“I think it is very likely we will have some kind of systemic risk regulation that incorporates the life sector,” Vaughan said here Monday at an insurance conference organized by Standard & Poor’s, New York.
But Vaughan, a former Iowa insurance commissioner, questioned suggestions that the systemic regulator would be the Federal Deposit Insurance Corp. Sen. Susan Collins, R-Maine, has introduced a bill that would create a systemic risk council that would include a number of different voices, not just the FDIC, Vaughan reported.
“I personally am a huge fan of that approach,” Vaughan said, arguing that a bigger, broader entity could do a better job of looking for systemic risk.
Vaughan said she would like to see the NAIC, Kansas City, Mo., be part of the systemic risk effort, and to see the effort recognize the diversity of the financial services sector.
“Insurance is different from banking and different from securities,” she said.
It seems unlikely that the failure of any one U.S. life insurer could hurt the financial system, but the collapse of American International Group Inc., New York, shows that a life insurer could be part of an entity big enough to raise questions about systemic risk, Vaughan said.
Patrick Baird, chairman of the American Council of Life Insurers, Washington, said he does not believe any one life insurer is big enough that its failure would cause the sorts of problems that the collapse of Lehman Brothers Holding Inc., New York, caused in September 2008.

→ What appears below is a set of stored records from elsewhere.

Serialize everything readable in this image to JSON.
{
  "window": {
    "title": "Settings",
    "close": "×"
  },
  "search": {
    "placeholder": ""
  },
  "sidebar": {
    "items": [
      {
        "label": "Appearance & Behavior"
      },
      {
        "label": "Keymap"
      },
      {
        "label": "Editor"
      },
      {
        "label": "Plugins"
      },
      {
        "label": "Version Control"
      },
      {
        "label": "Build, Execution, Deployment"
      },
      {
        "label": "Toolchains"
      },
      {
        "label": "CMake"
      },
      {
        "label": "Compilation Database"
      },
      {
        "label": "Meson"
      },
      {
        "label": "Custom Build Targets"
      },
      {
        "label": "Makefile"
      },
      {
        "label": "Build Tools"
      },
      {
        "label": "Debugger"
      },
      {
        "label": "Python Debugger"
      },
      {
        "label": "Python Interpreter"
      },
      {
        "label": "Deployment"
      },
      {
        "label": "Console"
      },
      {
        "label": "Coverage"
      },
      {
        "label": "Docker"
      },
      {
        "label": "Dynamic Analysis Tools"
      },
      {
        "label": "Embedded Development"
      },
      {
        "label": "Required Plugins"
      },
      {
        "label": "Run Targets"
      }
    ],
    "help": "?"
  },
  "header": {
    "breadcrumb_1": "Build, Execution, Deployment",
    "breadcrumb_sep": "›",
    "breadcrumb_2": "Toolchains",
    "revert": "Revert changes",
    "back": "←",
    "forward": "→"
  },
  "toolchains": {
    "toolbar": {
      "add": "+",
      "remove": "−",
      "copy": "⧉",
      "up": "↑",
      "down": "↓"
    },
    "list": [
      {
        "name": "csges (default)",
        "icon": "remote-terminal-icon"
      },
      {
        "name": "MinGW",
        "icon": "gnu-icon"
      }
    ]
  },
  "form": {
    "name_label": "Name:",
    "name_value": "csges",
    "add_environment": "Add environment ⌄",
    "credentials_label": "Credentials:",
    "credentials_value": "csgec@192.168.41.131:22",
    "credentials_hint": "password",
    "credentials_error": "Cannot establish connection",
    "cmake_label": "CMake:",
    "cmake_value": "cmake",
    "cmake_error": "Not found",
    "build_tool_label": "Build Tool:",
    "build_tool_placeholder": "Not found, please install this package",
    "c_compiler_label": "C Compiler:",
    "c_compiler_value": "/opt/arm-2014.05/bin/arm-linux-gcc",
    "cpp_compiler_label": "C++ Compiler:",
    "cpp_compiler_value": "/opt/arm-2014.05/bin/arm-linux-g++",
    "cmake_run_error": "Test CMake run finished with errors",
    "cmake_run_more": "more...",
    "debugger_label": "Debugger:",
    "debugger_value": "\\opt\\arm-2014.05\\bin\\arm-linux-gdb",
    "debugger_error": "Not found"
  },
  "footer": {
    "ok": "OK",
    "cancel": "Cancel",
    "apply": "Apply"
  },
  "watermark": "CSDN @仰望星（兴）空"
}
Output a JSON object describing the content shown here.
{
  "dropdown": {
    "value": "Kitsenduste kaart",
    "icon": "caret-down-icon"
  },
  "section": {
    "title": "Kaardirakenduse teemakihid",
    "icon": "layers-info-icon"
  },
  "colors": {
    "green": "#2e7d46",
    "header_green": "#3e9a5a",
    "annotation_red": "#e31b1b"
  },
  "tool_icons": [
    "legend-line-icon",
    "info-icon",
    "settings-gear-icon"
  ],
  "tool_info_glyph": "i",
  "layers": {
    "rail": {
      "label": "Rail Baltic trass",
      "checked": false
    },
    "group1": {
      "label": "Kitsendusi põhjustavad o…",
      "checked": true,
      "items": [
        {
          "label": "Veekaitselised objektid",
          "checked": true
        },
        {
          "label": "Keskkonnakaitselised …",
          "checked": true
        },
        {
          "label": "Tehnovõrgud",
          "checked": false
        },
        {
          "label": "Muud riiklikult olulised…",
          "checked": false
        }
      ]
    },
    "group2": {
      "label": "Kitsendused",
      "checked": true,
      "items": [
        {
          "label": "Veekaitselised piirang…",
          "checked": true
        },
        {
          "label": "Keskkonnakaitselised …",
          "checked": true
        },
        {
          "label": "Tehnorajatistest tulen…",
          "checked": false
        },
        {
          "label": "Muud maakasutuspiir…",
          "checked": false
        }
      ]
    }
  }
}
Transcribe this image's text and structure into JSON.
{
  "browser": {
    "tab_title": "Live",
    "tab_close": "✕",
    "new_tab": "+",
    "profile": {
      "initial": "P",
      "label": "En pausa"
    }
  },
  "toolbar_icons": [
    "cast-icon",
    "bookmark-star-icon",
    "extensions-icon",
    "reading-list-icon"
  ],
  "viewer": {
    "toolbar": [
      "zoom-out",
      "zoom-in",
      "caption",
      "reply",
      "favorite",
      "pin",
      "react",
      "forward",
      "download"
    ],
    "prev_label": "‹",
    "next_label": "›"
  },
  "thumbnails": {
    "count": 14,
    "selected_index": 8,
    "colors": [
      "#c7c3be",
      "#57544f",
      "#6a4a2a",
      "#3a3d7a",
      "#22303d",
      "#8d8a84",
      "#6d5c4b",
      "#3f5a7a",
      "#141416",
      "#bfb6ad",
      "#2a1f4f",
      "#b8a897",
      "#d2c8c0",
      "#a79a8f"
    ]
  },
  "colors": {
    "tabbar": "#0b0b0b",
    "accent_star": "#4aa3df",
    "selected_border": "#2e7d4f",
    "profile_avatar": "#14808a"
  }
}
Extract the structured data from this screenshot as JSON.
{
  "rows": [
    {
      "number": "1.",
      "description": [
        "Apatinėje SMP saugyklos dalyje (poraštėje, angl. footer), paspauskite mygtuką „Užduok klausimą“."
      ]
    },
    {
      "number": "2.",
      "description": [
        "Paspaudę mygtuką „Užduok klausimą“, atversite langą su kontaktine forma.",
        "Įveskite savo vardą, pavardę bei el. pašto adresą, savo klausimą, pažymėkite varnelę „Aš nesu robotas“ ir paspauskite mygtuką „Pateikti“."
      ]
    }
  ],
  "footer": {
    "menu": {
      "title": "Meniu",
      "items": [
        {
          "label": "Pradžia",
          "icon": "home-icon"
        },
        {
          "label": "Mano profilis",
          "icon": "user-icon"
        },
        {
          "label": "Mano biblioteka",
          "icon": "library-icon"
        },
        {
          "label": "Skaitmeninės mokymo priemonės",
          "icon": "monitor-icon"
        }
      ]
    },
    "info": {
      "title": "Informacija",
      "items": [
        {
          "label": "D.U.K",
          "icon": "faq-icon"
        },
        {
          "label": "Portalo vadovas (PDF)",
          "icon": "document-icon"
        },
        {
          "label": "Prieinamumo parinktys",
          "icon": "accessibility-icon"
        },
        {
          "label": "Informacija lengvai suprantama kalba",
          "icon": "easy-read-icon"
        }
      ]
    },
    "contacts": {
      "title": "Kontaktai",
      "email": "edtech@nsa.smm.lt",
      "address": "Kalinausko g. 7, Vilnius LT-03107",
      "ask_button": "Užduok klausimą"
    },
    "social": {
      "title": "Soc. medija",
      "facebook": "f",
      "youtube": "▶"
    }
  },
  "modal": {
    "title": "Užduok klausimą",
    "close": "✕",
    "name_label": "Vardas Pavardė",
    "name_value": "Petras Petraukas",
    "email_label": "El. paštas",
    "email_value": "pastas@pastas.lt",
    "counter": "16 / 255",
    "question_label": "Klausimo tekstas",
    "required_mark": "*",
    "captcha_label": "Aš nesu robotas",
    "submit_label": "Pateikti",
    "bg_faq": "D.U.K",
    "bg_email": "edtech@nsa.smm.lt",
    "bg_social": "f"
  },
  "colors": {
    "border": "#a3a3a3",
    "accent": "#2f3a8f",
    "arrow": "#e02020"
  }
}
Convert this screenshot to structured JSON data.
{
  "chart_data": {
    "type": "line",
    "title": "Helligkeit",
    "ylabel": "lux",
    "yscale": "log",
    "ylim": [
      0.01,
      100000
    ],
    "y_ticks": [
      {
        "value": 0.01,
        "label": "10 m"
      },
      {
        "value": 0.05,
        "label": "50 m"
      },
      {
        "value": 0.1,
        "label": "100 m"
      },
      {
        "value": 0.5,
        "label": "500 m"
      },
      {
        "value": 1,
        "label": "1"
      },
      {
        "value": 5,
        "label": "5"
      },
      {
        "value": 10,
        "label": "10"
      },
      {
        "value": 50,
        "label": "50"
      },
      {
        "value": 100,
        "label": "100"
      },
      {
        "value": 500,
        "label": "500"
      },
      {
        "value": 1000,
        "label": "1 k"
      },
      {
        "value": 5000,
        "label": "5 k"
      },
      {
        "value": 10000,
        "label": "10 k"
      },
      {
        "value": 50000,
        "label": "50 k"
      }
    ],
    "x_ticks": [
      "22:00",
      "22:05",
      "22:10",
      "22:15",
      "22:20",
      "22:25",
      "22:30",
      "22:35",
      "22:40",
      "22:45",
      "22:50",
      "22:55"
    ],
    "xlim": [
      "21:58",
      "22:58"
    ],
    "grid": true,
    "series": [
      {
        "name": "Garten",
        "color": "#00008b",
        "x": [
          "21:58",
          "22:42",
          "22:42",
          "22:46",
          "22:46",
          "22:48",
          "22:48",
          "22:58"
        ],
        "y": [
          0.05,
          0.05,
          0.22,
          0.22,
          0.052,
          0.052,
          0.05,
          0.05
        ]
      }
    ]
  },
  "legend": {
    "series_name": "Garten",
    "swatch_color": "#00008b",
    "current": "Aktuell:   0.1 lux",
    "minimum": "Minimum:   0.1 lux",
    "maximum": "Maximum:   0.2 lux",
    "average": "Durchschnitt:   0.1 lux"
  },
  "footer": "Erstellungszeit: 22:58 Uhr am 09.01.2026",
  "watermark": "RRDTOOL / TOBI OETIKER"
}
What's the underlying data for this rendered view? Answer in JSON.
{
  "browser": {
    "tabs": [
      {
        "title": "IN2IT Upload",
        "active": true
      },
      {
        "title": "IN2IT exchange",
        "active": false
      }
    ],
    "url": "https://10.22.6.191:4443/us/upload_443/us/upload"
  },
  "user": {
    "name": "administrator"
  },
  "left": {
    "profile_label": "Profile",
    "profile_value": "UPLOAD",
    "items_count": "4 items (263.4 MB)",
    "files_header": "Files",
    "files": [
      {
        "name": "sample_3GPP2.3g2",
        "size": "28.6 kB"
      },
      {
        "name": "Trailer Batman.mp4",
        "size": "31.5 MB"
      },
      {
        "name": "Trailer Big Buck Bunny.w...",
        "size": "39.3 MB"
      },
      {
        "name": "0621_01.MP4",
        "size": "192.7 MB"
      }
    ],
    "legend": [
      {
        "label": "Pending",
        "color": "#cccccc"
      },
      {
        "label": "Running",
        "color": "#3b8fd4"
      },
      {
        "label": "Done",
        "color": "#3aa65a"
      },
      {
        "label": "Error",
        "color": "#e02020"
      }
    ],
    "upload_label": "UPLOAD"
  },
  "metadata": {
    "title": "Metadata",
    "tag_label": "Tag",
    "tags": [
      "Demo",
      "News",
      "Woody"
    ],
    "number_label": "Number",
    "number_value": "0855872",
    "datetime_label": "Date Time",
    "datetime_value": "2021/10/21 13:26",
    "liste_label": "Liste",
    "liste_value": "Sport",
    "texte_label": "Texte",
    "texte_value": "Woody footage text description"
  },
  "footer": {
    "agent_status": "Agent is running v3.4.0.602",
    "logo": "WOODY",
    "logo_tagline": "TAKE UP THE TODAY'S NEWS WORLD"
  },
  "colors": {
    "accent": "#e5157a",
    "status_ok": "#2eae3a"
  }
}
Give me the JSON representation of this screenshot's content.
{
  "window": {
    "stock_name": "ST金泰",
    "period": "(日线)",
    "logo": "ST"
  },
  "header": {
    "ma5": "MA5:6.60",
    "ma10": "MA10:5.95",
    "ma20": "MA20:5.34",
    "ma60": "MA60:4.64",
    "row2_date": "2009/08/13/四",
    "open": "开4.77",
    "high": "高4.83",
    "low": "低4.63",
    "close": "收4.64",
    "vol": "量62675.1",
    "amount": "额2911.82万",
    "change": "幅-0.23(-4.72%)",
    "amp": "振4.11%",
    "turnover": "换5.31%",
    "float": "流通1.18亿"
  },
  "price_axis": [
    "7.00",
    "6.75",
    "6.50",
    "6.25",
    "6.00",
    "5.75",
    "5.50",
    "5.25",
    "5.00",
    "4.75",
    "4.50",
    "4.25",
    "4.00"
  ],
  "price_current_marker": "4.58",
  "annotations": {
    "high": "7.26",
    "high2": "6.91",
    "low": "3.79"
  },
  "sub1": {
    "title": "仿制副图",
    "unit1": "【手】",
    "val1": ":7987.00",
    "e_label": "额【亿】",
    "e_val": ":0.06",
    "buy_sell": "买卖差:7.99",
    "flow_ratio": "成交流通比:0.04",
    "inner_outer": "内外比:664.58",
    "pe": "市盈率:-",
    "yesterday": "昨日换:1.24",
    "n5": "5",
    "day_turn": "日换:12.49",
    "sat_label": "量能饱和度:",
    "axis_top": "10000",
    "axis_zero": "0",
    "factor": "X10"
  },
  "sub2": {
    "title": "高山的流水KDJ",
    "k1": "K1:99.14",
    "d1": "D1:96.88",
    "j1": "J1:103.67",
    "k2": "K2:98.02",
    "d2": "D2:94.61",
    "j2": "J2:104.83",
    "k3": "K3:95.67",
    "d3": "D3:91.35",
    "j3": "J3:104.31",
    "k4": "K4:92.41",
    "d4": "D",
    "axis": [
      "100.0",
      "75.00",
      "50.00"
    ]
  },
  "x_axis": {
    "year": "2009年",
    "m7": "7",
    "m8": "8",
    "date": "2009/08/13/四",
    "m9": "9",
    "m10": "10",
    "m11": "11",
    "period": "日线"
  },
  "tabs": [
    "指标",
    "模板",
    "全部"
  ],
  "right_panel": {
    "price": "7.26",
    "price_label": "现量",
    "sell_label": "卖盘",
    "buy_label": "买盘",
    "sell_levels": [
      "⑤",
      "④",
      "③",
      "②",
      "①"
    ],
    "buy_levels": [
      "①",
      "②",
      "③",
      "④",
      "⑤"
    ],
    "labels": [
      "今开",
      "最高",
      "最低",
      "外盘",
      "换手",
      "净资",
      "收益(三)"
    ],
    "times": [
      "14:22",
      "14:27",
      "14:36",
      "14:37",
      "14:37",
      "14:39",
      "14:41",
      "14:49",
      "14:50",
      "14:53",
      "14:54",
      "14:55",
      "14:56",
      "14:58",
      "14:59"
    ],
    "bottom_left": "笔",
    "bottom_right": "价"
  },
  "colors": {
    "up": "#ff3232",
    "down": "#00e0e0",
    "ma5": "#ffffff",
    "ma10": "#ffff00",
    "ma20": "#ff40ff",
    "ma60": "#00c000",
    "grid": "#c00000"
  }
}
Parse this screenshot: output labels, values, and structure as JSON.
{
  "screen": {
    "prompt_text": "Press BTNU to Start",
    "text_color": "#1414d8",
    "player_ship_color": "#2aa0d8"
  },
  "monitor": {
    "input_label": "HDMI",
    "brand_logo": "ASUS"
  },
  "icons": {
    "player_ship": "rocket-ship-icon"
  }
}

But intense media coverage of one large insurance company failure could undermine confidence in the entire life industry, and that could destabilize the entire industry, Baird warned.